Issue Brief-Advancing Post-Disposition Representation to Protect the Due Process Rights of Youth and Promote Positive Youth Outcomes

Post-disposition advocacy encompasses a broad array of issues that affect adjudicated youth. Such advocacy may entail engaging in appellate work; monitoring and engaging in direct advocacy related to safety, conditions of confinement, and parole; monitoring the implementation of disposition plans and actively participating in review hearings to ensure that the court is accurately informed about the youth’s progress; advising the youth and engaging in direct advocacy related to disciplinary and other administrative matters; facilitating access to family and social workers; ensuring the provision of appropriate services; and assisting with juvenile expungement and sex offender deregistration, among other things. A child’s right to counsel post-disposition has been addressed in both federal and state jurisprudence. The United States Court of Appeals for the First and Sixth Circuits have affirmatively established a child’s right of access to the courts in Germany v. Vance and John L. v. Adams. Both circuits held that the constitutional right of meaningful access to the courts for adult prisoners articulated by the United States Supreme Court in Bounds v. Smith extends to adjudicated youth in the delinquency context. In John L., the court further held that, “in order to make this right meaningful[,] the State must provide the juveniles with access to an attorney.” When assessing a youth’s statutory right to counsel post-disposition, the breadth of this right— and what it entails—varies widely across jurisdictions.6 While a few jurisdictions have model statutory language that embodies a comprehensive scope of post-disposition representation, statutes in the majority of jurisdictions afford youth a limited right to counsel or no right to counsel at all during the post-disposition stage. Despite the existence of state and federal laws that support post-disposition protections, the stark reality is that few jurisdictions have implemented this practice.
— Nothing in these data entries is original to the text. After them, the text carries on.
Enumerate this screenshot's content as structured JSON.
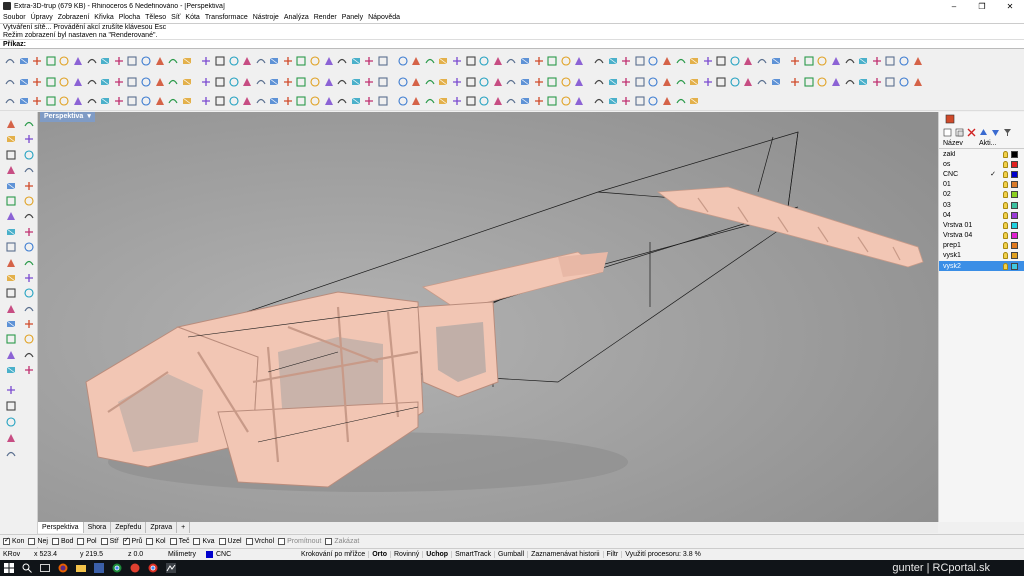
{
  "window": {
    "title": "Extra-3D-trup (679 KB) - Rhinoceros 6 Nedefinováno - [Perspektiva]",
    "minimize": "–",
    "maximize": "❐",
    "close": "✕"
  },
  "menu": [
    "Soubor",
    "Úpravy",
    "Zobrazení",
    "Křivka",
    "Plocha",
    "Těleso",
    "Síť",
    "Kóta",
    "Transformace",
    "Nástroje",
    "Analýza",
    "Render",
    "Panely",
    "Nápověda"
  ],
  "command": {
    "history_1": "Vytváření sítě... Provádění akcí zrušíte klávesou Esc",
    "history_2": "Režim zobrazení byl nastaven na \"Renderované\".",
    "prompt_label": "Příkaz:",
    "input_value": ""
  },
  "viewport": {
    "active_name": "Perspektiva",
    "dropdown_glyph": "▾",
    "background_color": "#a0a0a0",
    "wood_color": "#f2c6b4"
  },
  "view_tabs": [
    "Perspektiva",
    "Shora",
    "Zepředu",
    "Zprava"
  ],
  "add_tab": "+",
  "layers_panel": {
    "columns": {
      "name": "Název",
      "active": "Akti..."
    },
    "layers": [
      {
        "name": "zakl",
        "current": "",
        "color": "#000000"
      },
      {
        "name": "os",
        "current": "",
        "color": "#e02020"
      },
      {
        "name": "CNC",
        "current": "✓",
        "color": "#0000cc"
      },
      {
        "name": "01",
        "current": "",
        "color": "#d97a2a"
      },
      {
        "name": "02",
        "current": "",
        "color": "#8bd020"
      },
      {
        "name": "03",
        "current": "",
        "color": "#3cc0a0"
      },
      {
        "name": "04",
        "current": "",
        "color": "#9b3bd6"
      },
      {
        "name": "Vrstva 01",
        "current": "",
        "color": "#20d0e0"
      },
      {
        "name": "Vrstva 04",
        "current": "",
        "color": "#e020d0"
      },
      {
        "name": "prep1",
        "current": "",
        "color": "#e07a20"
      },
      {
        "name": "vysk1",
        "current": "",
        "color": "#e0a020"
      },
      {
        "name": "vysk2",
        "current": "",
        "color": "#40c8e0"
      }
    ],
    "selected_layer": "vysk2"
  },
  "osnaps": [
    {
      "label": "Kon",
      "checked": true,
      "disabled": false
    },
    {
      "label": "Nej",
      "checked": false,
      "disabled": false
    },
    {
      "label": "Bod",
      "checked": false,
      "disabled": false
    },
    {
      "label": "Pol",
      "checked": false,
      "disabled": false
    },
    {
      "label": "Stř",
      "checked": false,
      "disabled": false
    },
    {
      "label": "Prů",
      "checked": true,
      "disabled": false
    },
    {
      "label": "Kol",
      "checked": false,
      "disabled": false
    },
    {
      "label": "Teč",
      "checked": false,
      "disabled": false
    },
    {
      "label": "Kva",
      "checked": false,
      "disabled": false
    },
    {
      "label": "Uzel",
      "checked": false,
      "disabled": false
    },
    {
      "label": "Vrchol",
      "checked": false,
      "disabled": false
    },
    {
      "label": "Promítnout",
      "checked": false,
      "disabled": true
    },
    {
      "label": "Zakázat",
      "checked": false,
      "disabled": true
    }
  ],
  "status": {
    "plane": "KRov",
    "x": "x 523.4",
    "y": "y 219.5",
    "z": "z 0.0",
    "units": "Milimetry",
    "layer": "CNC",
    "layer_color": "#0000cc",
    "buttons": [
      {
        "label": "Krokování po mřížce",
        "bold": false
      },
      {
        "label": "Orto",
        "bold": true
      },
      {
        "label": "Rovinný",
        "bold": false
      },
      {
        "label": "Uchop",
        "bold": true
      },
      {
        "label": "SmartTrack",
        "bold": false
      },
      {
        "label": "Gumball",
        "bold": false
      },
      {
        "label": "Zaznamenávat historii",
        "bold": false
      },
      {
        "label": "Filtr",
        "bold": false
      }
    ],
    "cpu": "Využití procesoru: 3.8 %"
  },
  "watermark": "gunter | RCportal.sk",
  "icons": {
    "toolbar_row1": [
      "new-file-icon",
      "open-icon",
      "save-icon",
      "print-icon",
      "import-icon",
      "cut-icon",
      "copy-icon",
      "paste-icon",
      "undo-icon",
      "pan-icon",
      "rotate-view-icon",
      "zoom-icon",
      "zoom-window-icon",
      "zoom-extents-icon",
      "zoom-selected-icon",
      "set-view-icon",
      "four-views-icon",
      "cplane-icon",
      "select-icon",
      "lasso-icon",
      "layer-icon",
      "properties-icon",
      "light-icon",
      "point-icon",
      "color-icon",
      "material-icon",
      "render-icon",
      "render-preview-icon",
      "sun-icon",
      "environment-icon",
      "options-icon",
      "help-icon",
      "transform-icon",
      "move-icon",
      "copy-object-icon",
      "rotate-icon",
      "scale-icon",
      "mirror-icon",
      "array-icon",
      "align-icon",
      "orient-icon",
      "flow-icon",
      "twist-icon",
      "bend-icon",
      "taper-icon",
      "flag-icon",
      "lock-icon",
      "hide-icon",
      "show-icon",
      "group-icon",
      "ungroup-icon",
      "block-icon",
      "explode-icon",
      "join-icon",
      "trim-icon",
      "split-icon",
      "extend-icon",
      "offset-icon",
      "fillet-icon",
      "chamfer-icon",
      "blend-icon",
      "analyze-icon",
      "measure-icon",
      "dimension-icon",
      "text-icon",
      "hatch-icon"
    ],
    "left_tools": [
      "select-points-icon",
      "point-icon",
      "polyline-icon",
      "curve-icon",
      "circle-icon",
      "arc-icon",
      "ellipse-icon",
      "rectangle-icon",
      "polygon-icon",
      "freeform-icon",
      "surface-icon",
      "extrude-icon",
      "box-icon",
      "sphere-icon",
      "mesh-icon",
      "boolean-icon",
      "fillet-edge-icon",
      "move-icon",
      "rotate-icon",
      "scale-icon",
      "mirror-icon",
      "array-icon",
      "text-icon",
      "dimension-icon",
      "analyze-icon",
      "render-icon"
    ]
  }
}
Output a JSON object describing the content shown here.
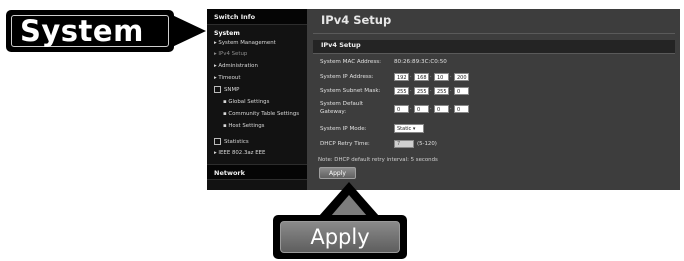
{
  "callouts": {
    "system": "System",
    "apply": "Apply"
  },
  "sidebar": {
    "switch_info": "Switch Info",
    "system": "System",
    "items": {
      "system_management": "System Management",
      "ipv4_setup": "IPv4 Setup",
      "administration": "Administration",
      "timeout": "Timeout",
      "snmp": "SNMP",
      "global_settings": "Global Settings",
      "community_table_settings": "Community Table Settings",
      "host_settings": "Host Settings",
      "statistics": "Statistics",
      "ieee": "IEEE 802.3az EEE"
    },
    "network": "Network"
  },
  "main": {
    "page_title": "IPv4 Setup",
    "section_title": "IPv4 Setup",
    "labels": {
      "mac": "System MAC Address:",
      "ip": "System IP Address:",
      "subnet": "System Subnet Mask:",
      "gateway_1": "System Default",
      "gateway_2": "Gateway:",
      "mode": "System IP Mode:",
      "dhcp_retry": "DHCP Retry Time:"
    },
    "mac_value": "80:26:89:3C:C0:50",
    "ip": [
      "192",
      "168",
      "10",
      "200"
    ],
    "subnet": [
      "255",
      "255",
      "255",
      "0"
    ],
    "gateway": [
      "0",
      "0",
      "0",
      "0"
    ],
    "ip_mode": "Static",
    "dhcp_retry_value": "7",
    "dhcp_range": "(5-120)",
    "note": "Note: DHCP default retry interval: 5 seconds",
    "apply_label": "Apply"
  }
}
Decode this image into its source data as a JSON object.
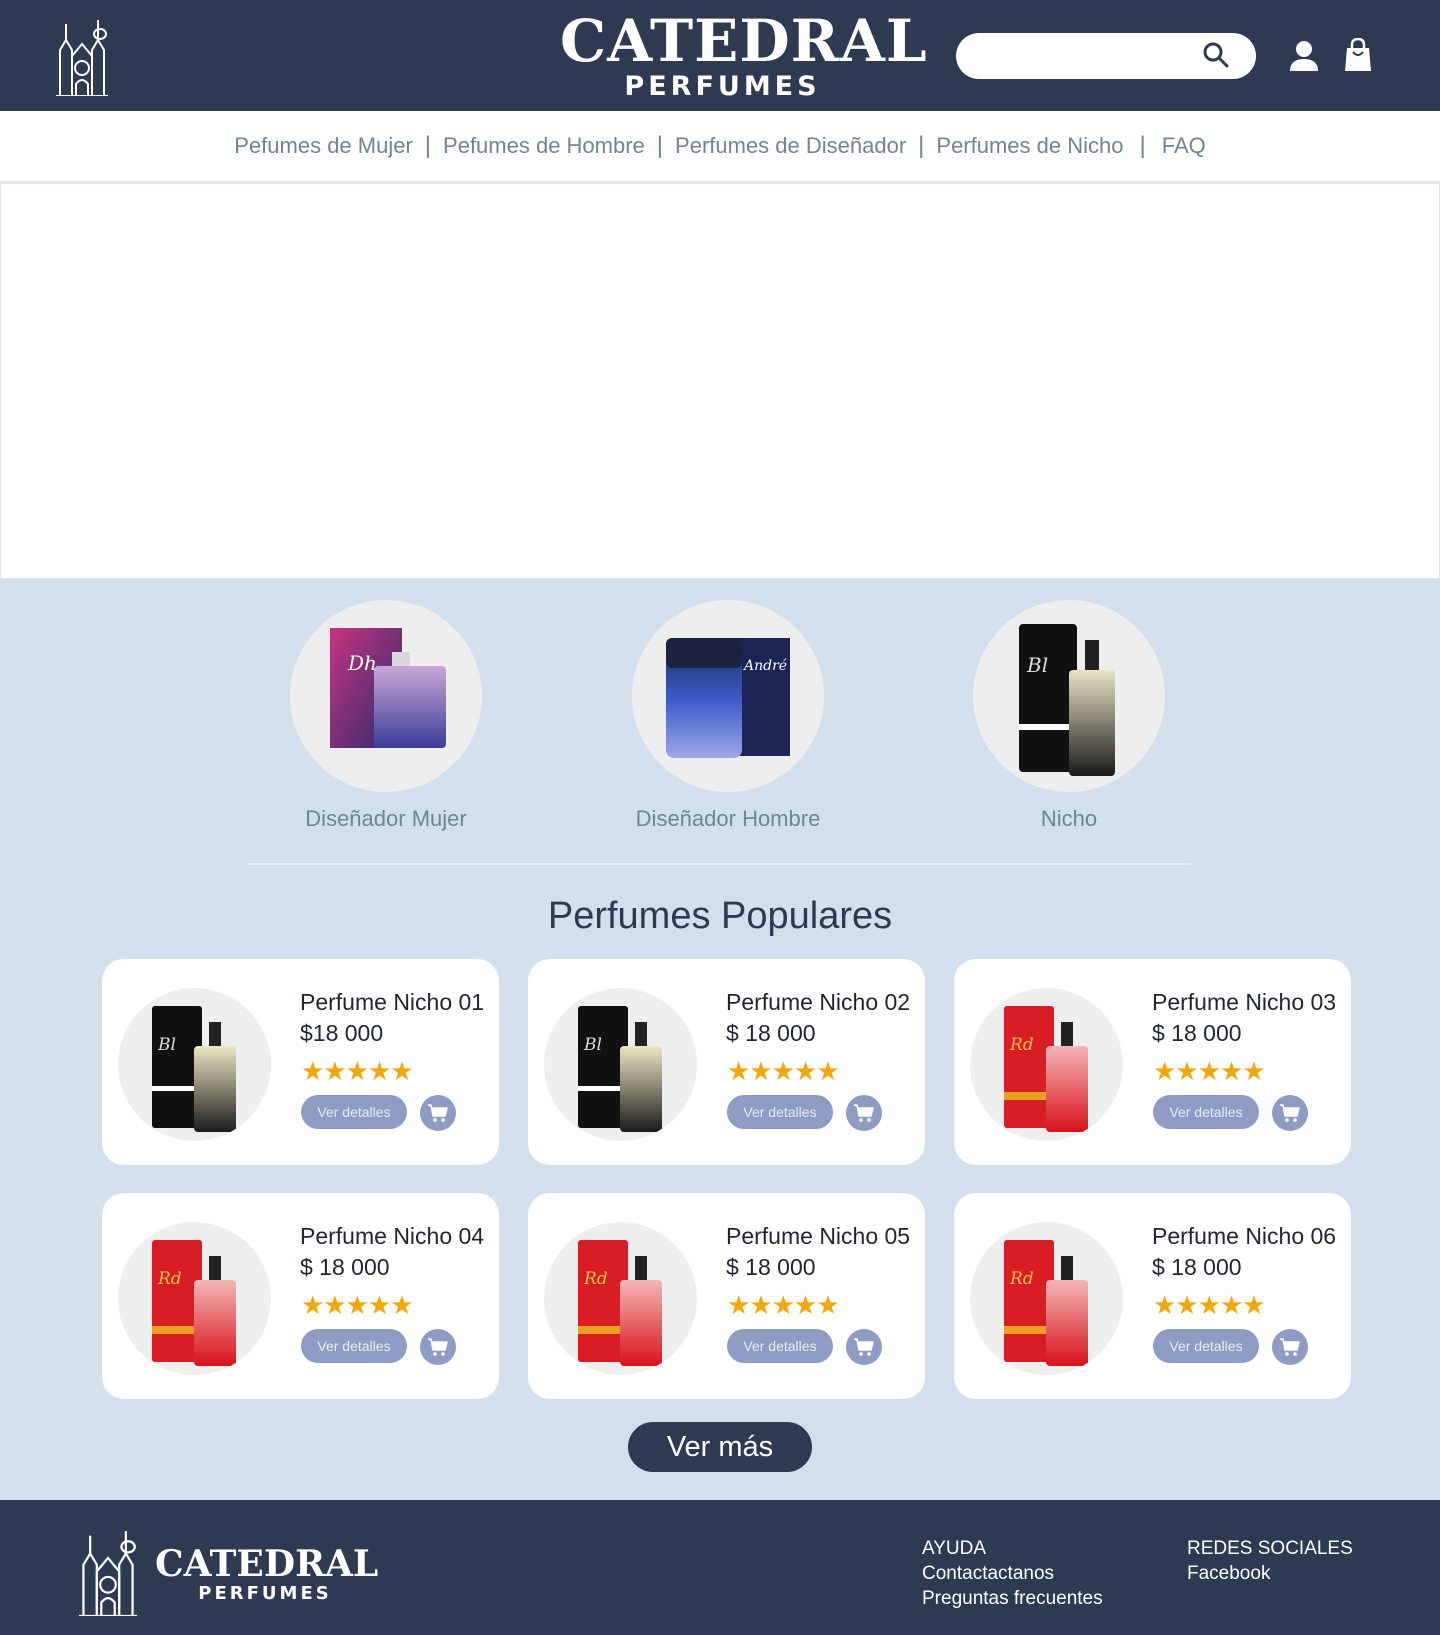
{
  "header": {
    "brand_name": "CATEDRAL",
    "brand_sub": "PERFUMES",
    "search_placeholder": ""
  },
  "nav": {
    "items": [
      {
        "label": "Pefumes de Mujer"
      },
      {
        "label": "Pefumes de Hombre"
      },
      {
        "label": "Perfumes de Diseñador"
      },
      {
        "label": "Perfumes de Nicho"
      },
      {
        "label": "FAQ"
      }
    ],
    "separator": "|"
  },
  "categories": [
    {
      "label": "Diseñador Mujer",
      "image": "designer-women-perfume"
    },
    {
      "label": "Diseñador Hombre",
      "image": "designer-men-perfume"
    },
    {
      "label": "Nicho",
      "image": "niche-perfume"
    }
  ],
  "popular": {
    "title": "Perfumes Populares",
    "products": [
      {
        "name": "Perfume Nicho 01",
        "price": "$18 000",
        "stars": "★★★★★",
        "rating": 5,
        "details_label": "Ver detalles",
        "variant": "black"
      },
      {
        "name": "Perfume Nicho 02",
        "price": "$ 18 000",
        "stars": "★★★★★",
        "rating": 5,
        "details_label": "Ver detalles",
        "variant": "black"
      },
      {
        "name": "Perfume Nicho 03",
        "price": "$ 18 000",
        "stars": "★★★★★",
        "rating": 5,
        "details_label": "Ver detalles",
        "variant": "red"
      },
      {
        "name": "Perfume Nicho 04",
        "price": "$ 18 000",
        "stars": "★★★★★",
        "rating": 5,
        "details_label": "Ver detalles",
        "variant": "red"
      },
      {
        "name": "Perfume Nicho 05",
        "price": "$ 18 000",
        "stars": "★★★★★",
        "rating": 5,
        "details_label": "Ver detalles",
        "variant": "red"
      },
      {
        "name": "Perfume Nicho 06",
        "price": "$ 18 000",
        "stars": "★★★★★",
        "rating": 5,
        "details_label": "Ver detalles",
        "variant": "red"
      }
    ],
    "more_label": "Ver más"
  },
  "footer": {
    "brand_name": "CATEDRAL",
    "brand_sub": "PERFUMES",
    "help": {
      "heading": "AYUDA",
      "links": [
        "Contactactanos",
        "Preguntas frecuentes"
      ]
    },
    "social": {
      "heading": "REDES SOCIALES",
      "links": [
        "Facebook"
      ]
    }
  },
  "colors": {
    "header_bg": "#2d3a52",
    "main_bg": "#d1e0ec",
    "nav_text": "#6f8596",
    "button": "#8e9cc3",
    "star": "#f5a70a"
  }
}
File Type: pdf
Categories: Gault Center Publications, Policy Tool, Resource Library
Tags: Post-Disposition, Specialization, Youth Defense Systems